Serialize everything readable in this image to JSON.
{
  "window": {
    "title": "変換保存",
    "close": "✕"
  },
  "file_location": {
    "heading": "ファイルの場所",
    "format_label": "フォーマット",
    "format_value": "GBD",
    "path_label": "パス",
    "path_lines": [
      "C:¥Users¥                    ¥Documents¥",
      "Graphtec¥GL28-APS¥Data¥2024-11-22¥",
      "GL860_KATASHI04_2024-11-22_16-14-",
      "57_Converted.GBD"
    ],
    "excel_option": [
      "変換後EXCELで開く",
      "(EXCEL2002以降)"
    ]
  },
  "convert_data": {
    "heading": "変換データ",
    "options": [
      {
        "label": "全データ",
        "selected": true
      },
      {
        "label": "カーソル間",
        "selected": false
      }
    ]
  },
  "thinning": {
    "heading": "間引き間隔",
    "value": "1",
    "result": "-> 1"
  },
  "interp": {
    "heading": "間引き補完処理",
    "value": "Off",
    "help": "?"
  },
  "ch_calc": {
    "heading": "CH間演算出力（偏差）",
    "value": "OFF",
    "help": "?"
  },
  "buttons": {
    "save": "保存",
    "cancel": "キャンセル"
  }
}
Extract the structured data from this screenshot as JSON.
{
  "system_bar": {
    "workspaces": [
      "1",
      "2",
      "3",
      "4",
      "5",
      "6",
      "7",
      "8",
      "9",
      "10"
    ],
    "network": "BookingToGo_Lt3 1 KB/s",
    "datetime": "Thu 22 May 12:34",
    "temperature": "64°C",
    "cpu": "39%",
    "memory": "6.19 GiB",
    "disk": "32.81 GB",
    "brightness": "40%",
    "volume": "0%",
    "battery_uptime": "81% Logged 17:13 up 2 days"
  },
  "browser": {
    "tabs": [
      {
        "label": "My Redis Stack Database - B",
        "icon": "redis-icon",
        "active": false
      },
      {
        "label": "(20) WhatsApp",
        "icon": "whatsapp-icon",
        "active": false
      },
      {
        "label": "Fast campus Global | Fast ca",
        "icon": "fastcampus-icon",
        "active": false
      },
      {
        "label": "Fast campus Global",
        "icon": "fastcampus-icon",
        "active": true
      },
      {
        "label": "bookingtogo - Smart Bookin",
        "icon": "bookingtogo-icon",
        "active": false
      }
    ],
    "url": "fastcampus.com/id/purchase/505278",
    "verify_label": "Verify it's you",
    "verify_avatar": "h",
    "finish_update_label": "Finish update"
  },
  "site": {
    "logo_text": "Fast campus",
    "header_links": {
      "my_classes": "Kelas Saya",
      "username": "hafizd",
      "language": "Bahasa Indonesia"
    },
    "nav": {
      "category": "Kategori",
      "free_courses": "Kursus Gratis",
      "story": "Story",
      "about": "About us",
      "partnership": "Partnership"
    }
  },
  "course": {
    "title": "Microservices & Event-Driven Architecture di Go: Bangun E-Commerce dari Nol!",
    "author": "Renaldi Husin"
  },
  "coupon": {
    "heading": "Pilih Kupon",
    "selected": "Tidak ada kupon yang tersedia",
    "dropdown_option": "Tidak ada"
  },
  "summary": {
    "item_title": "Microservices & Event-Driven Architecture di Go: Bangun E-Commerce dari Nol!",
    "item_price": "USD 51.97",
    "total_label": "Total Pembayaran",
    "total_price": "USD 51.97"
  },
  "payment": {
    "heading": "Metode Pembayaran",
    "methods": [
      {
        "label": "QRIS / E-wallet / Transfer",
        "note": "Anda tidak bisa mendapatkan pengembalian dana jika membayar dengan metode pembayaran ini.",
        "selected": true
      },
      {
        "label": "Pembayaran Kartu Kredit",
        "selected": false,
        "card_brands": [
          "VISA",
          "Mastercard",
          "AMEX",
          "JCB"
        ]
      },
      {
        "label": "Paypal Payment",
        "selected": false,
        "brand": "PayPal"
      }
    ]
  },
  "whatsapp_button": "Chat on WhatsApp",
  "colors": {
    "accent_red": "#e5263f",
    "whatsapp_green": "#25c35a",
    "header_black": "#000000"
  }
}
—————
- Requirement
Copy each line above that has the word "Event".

- Solved exercise
    "title": "Microservices & Event-Driven Architecture di Go: Bangun E-Commerce dari Nol!",
    "item_title": "Microservices & Event-Driven Architecture di Go: Bangun E-Commerce dari Nol!",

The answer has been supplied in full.